Recommended Age, Grade, and Reading Levels
- Age: 4 to 7
- Grade: p to 2
- Reading age: 4 to 7
What is it like being the youngest of three brothers? In this wonderful story author Cary Fagan gives us a true-to-life picture of growing up in such a family -- from the adventure and fun to the mischief and mishaps. The brothers camp out in the backyard, accidentally set the neighbor's tree on fire, play football in the living room and even hold a funeral for their pet lizard. And although the older brothers can be mean sometimes, the youngest is usually in on the fun and delights in their crazy life together. Luc Melanson's lively retro-style illustrations are a perfect complement, making this an utterly captivating story.
About the authors
Cary Fagan is the author of eight previous novels and five books of short stories, including The Student, Great Adventures for the Faint of Heart, and A Bird's Eye. He has been nominated for the Scotiabank Giller Prize, the Writers' Trust Fiction Award, the Governor General's Literary Award for Fiction, and has won the Toronto Book Award and the Canadian Jewish Book Award for Fiction. He is also an acclaimed writer of books for children, having won the Marilyn Baillie Picture Book Award, the IODE Jean Throop Book Award, a Mr. Christie Silver Medal, the Joan Betty Stuchner—Oy Vey!—Funniest Children's Book Award, and the Vicky Metcalf Award for Literature for Young People. Fagan's work has been translated into French, Italian, German, Dutch, Spanish, Catalan, Turkish, Russian, Polish, Chinese, Korean and Persian. He still lives in his hometown of Toronto.
Luc Melanson won the Governor General’s Award (Illustration) for The Grand Journey of Mr. Man by Gilles Tibo, and he was a finalist for the Governor General’s Award (Illustration) for My Great Big Mamma by Olivier Ka, Les Compositeurs by Claudio Ricignuolo and La petite Kim by Kim Yaroshevskaya. He has illustrated many books, including Book of Big Brothers by Cary Fagan, and Pink by Nan Gregory, both finalists for the Amelia Frances Howard-Gibbon Illustrator’s Award. Pink was a finalist for the Marilyn Baillie Picture Book Award and the Christie Harris Illustrated Children’s Literature Prize. Luc lives in Laval, Quebec.

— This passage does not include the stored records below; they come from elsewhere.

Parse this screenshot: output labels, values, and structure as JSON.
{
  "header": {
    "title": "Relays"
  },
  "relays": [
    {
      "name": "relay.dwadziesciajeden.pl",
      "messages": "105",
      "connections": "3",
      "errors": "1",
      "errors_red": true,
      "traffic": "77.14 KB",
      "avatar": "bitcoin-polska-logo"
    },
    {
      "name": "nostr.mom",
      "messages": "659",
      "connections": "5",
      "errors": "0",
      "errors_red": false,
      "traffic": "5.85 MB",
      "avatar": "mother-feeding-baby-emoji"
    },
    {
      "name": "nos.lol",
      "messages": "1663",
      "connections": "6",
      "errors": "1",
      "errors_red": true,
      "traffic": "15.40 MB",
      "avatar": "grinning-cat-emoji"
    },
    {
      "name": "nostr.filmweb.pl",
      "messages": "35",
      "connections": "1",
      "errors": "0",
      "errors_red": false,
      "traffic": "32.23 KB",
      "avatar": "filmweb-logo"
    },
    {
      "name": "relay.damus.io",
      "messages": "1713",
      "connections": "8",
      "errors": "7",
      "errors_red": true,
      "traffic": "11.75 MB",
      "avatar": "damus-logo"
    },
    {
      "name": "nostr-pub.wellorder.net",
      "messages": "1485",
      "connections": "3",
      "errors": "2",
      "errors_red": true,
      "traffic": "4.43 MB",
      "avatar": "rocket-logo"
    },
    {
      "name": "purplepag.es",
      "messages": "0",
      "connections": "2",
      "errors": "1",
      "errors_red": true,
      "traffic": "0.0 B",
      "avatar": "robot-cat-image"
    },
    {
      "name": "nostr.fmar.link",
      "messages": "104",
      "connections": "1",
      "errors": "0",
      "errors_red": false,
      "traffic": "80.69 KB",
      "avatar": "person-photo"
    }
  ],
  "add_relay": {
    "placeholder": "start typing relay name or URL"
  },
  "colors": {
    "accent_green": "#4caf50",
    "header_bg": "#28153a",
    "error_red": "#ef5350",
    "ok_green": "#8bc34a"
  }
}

- Short-listed, Amelia Frances Howard-Gibbon Illustrator's Award Honour Book
...an action-packed tale of mischief and mayhem.
The Waterloo Record
...will make readers giggle with delight.
...the adventures...all serve to highlight the deep bonds of affection among the three boys.
Quill & Quire
...recounts the mischief and mishaps of being the youngest of three brothers...
Reading this book is a lot like listening to a friend and his brothers swap favorite family stories.
...fast paced adventurous book about growing up together and learning to get along.
The Midwest Review
Book of Big BrothersCary Fagan’s The Book of Big Brothers, written in first person narrative, engages readers of all ages. The concept of a memory becoming a story is a gift often shared over generations among families. Through recollecting the action-packed adventures of the brothers’ camp outs in the backyard or “riding a bike to the Rockies” with two older brothers, Fagan epitomizes his tales of brotherly love in the legendary escapade of lighting a tree on fire in their backyard. The brothers quarrel, share, tease and torment each other. Awardwinning Luc Melanson’s colourful illustrations magically capture their facial expressions and non-stop action. Imagine the repercussions of breaking an heirloom while playing forbidden living room football; such incidents beget the brotherhood of silence and collusion, and reinforce the age old code of “No one tells mother!” Cary Fagan read from draft pages at Queenston School during TD Canadian Children’s Book Week 2008. Spontaneous laughter and grins erupted as Cary’s personal recollections of growing up the youngest of three brothers caused the children and their teachers to nod or high five in sympathy and understanding. As an introduc- tion to a writer’s workshop for adults or to stimulate the telling of “family” stories in a classroom, this book is a winner!
Another excellent first person narrative by Fagan, The Big Swim, for pre-adolescent readers, explores a first-time camper’s painful but memorable experiences set forth in the main character, Ethan. “We knew he was a bad kid even before he showed up,” Ethan states upon the arrival of mysterious Zachary. Ethan offers Zachary his friendship, but Zachary manages to cause mayhem for both the camp and Ethan when he rebels against Camp White Birch rules, particularly regarding “The Big Swim.” Caught between his desire to do the right and honourable thing, and still follow the rules, Ethan finds that camp allows him to grow in many different ways. As a read-aloud story before the end of school in June or part of a book display encouraging summer reading, Fagan’s book will entice youngsters to try a camp experience for themselves!
Ellen Donogh is a teacher-librarian at Queenston School and Luxton School in Winnipeg.
Source: The Canadian Children's Bookcentre. Fall 2010. Volume 33 No. 4.